The CD33 genes place sugar molecules on many of the cells of the body, and the molecules signal the immune system not to attack the cells, which controls inflammation. The average mouse has 5 copies of the CD33 gene; the average human has 14. The normal lifespan of mice is about 2 years; humans often live to 80 or even 100 years of age.
Anti-Inflammatory Genes Probably Help Manage Physiological Stress
The UC San Diego researchers observed that the link between a higher number of CD33 genes and a longer lifespan occurred with a number of different mammal species, including cats, dogs, rats, opossums, marmosets, pigs, cows, the rhesus macaque, orangutans, chimpanzees, horses, and elephants.
The researchers speculate that CD33 genes developed in mammals to help manage the physiological stress created by the inflammatory process, which in turn limits molecular damage and extends longevity.
However, the researchers still face a “which came first, the chicken or the egg” puzzle. Which came first… the CD33 longevity genes? Or did long-lived mammals develop more of the genes to equip themselves to fight a longer lifetime of inflammatory responses?

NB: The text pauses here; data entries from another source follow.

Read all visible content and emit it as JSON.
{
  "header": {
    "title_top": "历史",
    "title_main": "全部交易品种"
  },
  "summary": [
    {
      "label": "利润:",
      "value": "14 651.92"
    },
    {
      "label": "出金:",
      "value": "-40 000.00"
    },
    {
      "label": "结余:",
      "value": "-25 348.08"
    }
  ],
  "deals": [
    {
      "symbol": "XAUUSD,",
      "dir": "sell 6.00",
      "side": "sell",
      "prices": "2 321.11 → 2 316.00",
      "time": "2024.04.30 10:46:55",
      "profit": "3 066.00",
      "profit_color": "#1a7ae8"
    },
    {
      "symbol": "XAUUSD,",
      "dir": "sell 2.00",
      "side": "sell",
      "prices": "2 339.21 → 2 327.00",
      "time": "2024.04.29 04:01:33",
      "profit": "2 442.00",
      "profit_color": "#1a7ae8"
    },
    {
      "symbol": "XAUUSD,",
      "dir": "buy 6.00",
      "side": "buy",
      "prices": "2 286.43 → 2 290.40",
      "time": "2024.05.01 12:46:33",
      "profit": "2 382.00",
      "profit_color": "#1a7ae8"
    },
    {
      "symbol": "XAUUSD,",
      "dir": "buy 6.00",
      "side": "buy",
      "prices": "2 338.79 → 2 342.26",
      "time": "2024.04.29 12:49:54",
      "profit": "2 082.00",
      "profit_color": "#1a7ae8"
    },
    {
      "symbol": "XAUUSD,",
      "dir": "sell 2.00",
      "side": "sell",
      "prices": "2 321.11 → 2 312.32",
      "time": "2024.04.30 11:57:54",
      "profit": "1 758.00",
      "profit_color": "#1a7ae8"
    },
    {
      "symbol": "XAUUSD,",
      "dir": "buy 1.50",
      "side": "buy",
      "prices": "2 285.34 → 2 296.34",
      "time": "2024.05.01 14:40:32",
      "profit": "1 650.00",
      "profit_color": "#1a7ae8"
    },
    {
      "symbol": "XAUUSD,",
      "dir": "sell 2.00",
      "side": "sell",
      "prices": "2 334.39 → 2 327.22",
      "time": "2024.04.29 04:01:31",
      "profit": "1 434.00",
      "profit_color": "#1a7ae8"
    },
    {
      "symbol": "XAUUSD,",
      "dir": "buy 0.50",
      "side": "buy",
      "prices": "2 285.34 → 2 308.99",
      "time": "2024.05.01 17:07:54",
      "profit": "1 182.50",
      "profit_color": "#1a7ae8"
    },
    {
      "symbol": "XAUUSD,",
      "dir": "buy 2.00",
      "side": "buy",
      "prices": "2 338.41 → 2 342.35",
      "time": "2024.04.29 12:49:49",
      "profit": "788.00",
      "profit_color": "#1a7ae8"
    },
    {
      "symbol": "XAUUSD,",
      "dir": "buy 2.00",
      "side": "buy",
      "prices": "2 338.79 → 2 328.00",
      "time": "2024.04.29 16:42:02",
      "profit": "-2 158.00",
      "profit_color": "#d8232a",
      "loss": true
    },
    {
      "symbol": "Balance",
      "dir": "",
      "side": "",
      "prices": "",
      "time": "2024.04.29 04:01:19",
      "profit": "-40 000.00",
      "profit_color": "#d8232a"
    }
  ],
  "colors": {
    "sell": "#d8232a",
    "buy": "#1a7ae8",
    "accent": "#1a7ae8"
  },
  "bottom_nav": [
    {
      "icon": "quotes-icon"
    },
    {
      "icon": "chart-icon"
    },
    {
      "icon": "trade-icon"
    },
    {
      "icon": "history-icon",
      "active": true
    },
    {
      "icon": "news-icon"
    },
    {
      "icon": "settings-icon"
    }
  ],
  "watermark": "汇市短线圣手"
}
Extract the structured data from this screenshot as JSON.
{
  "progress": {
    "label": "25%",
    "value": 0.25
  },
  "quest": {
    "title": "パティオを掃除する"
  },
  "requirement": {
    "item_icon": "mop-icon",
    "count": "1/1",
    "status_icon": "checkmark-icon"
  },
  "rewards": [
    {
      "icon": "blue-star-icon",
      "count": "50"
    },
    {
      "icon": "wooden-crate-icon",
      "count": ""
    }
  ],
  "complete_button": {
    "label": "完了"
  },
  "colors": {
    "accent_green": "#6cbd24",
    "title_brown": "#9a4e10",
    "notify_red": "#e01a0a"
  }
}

According to study authors, CD33 genes alone don’t explain humans’ extremely long lives. Like us, elephants also have 10 copies of the gene, but they don’t live past 65. The researchers theorize that CD33 genes can extend life into the 60s, but another or other mechanisms must be involved that prolong human life into very old age.4
Feeding Your Pet to Prevent or Control Inflammation
In cats and dogs (and humans), anything that creates or promotes inflammation increases the risk for serious disease, including cancer. In fact, research points to cancer as a chronic inflammatory disease.
And while there’s nothing you can do about the number of anti-inflammatory genes your pet is born with, there is one important way you can help control inflammation in your four-legged companion, and that’s through the diet you feed him or her.
A major contributor to inflammatory conditions is a diet too high in omega-6 fatty acids and too low in omega-3s. Omega-6s increase inflammation, cell proliferation and blood clotting, while the omega-3s do the reverse.
Unfortunately, the typical processed western diet – for both humans and their pets – is overburdened with omega-6 fatty acids and deficient in omega-3s.
The best diet, for example, to prevent cancer, is one that provides the nutritional components required to maintain healthy cells and repair unhealthy ones.
Cancer cells need the glucose in carbohydrates to grow and proliferate. If you limit or eliminate that energy source, you do the same with the cancer's growth. That's one of the reasons I always discourage feeding diets high in carbohydrates – carbs are pro-inflammatory nutrients.
The carbs you want to keep out of your pet's diet include processed grains, fruits with fructose, and starchy vegetables like potatoes. All dry pet food contains some form of starch (it's not possible to create kibble without it), which is one of the reasons I'm not a fan of dry pet food.
Cancer cells generally can't use dietary fats for energy, so appropriate amounts of good quality fats are nutritionally healthy for dogs and cats.
A healthy, species-appropriate diet for dogs and cats – one that is anti-inflammatory and anti-cancer – consists of real, whole foods, preferably raw, organic, and non-GMO, and includes:
High in high-quality protein, including muscle meat, organs and bone (protein should make up 75 percent of a healthy dog’s diet, and 88 percent of a cat’s diet) A few beneficial additions like probiotics, digestive enzymes, and super green foods Moderate levels of animal fat A whole food vitamin/mineral supplement that meets the additional E, zinc, iron, copper, manganese, and vitamin D deficiencies found in most homemade diets (amounts to add based on what the diet doesn’t provide) High levels of EPA and DHA (omega-3 fatty acids) High moisture content A few fresh cut veggies and a bit of fruit, pureed No grains; no starches